Christopher Kane has been making quite the name for himself recently – gone are the days of small capsule collections with online retailers like SSENSE and Net-A-Porter. Since partnering with the French luxury goods conglomerate Kering, he has already established his own flagship store. But his greatest selling point, and what helped launch his label, is his utter devotion to each season’s motifs. His entire collection rests upon one singular motif, whether it be classic horror icons or vaporware styled robotic heads. This season was no different.
The initial looks were quite tame. Like many other designers, a large amount of inspiration came from the work we have seen by Raf Simons in his Dior collections. We also saw the use of a Jil Sander-esque suit in satin fabric with color blocked lapels paired with a fragmented floral pattern.

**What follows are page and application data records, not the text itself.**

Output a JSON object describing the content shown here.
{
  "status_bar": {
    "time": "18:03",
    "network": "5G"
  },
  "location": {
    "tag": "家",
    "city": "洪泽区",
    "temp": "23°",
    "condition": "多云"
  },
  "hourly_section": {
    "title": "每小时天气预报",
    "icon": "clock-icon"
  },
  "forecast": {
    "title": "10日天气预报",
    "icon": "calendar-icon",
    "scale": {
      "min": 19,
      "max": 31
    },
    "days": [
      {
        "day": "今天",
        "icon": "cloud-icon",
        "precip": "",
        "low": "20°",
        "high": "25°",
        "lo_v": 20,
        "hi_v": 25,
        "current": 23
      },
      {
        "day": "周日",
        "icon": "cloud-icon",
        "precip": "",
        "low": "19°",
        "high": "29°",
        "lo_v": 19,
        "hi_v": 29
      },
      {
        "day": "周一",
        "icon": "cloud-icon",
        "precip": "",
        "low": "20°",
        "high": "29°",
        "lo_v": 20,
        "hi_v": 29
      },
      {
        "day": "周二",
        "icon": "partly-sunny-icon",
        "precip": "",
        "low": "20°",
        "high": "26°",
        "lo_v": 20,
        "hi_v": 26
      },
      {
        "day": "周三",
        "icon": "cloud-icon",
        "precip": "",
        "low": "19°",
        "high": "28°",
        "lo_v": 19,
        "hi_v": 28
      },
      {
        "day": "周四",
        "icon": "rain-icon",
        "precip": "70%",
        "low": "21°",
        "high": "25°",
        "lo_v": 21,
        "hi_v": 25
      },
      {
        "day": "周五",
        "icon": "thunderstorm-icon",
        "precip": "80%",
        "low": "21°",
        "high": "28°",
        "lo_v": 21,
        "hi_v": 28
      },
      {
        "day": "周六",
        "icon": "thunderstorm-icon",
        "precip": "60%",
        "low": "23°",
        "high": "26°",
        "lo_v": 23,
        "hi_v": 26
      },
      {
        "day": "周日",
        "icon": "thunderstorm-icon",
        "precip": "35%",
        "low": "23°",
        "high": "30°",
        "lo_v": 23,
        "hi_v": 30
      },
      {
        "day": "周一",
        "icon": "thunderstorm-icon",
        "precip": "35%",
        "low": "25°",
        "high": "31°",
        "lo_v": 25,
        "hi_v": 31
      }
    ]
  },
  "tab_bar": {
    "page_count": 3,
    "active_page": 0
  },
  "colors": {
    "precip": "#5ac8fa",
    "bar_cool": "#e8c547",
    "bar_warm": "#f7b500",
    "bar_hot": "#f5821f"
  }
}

Kane slowly introduced the concept of overt romanticism with Victorian silhouettes that, while quite tame, allowed for a great segue to the sheer ruffled looks later on in the collection. The silhouettes become far looser at the sleeve, with flowing ruffles and exotic materials like snakeskin and shearling. Colors likewise become far more dominant, as he edged to pair a sheer almost nude color with rich royal blue stitches, forming the shape of naked bodies.
The show reached its climax to become one his more risqué collections to date. Anatomically correct applique bodies were placed over traditional satin mac jackets and flared evening dresses, giving off the impression of two lovers locked in a sexual embrace.
The final looks ended with the feet of the lace figures draping down the legs of the model, swaying with movement and emotion. While it may not be everyone’s fancy, this inherent risk taking is what makes these runway collections really shine.
Jonathan Saunders has always been a heavy hitter in the fashion world, having been drafted to work with fashion greats, like Alexander McQueen and Christian Lacroix of Emilio Pucci. He is also a graduate from the esteemed design school, Central Saint Martins. We see this background come to play in his newest collection, which played on the television identity of the British pop scene of the 60s.
Saunders, like most designers, was playing with vintage 60s and 70s motifs. But much like his menswear counterpart, Paul Smith, Saunders did so in a fresh and exciting way. His collection did not take itself as seriously as other fashion houses like Chanel or Saint Laurent Paris did in their vintage reproductions. He simply played on idealized patterns of the era.
His target was the stereotypical 60s aesthetic, with over the knee go-go boots and cat eye sunglasses. The glasses came in primary color tortoiseshell and were paired with flared arm day dresses in cloud band patterns.
The European grounding clearly came from the British racing heritage stripes, which were prevalent across the front and sides of day dresses, as well as the color renditions of classic British menswear patterns. The collection did seem far better suited for a Spring/Summer season, with very little addition of outerwear, which is likely the only flaw of the entire collection.
As far as under-appreciated designers go, David Koma might just top the list. While his techno dresses are available on major online retailers like Luisaviaroma, he seemed strongly absent from the London fashion buzz.
This season’s collection strayed far from some of the absurdities seen with other designers. Koma decided to keep his collection simple with an easy blush and black combination that really hit its mark. While the collection had little, if any, frills aside from solid colors and fishnet overlays, it shined with its pure and clean aesthetic.
The Victorian flared sleeves hit at the perfect position on the arm and the belting details worked well to supplement the plain space rampant throughout each look. While an addition of another pattern or textural element would have been nice, the collection still worked without the visual noise.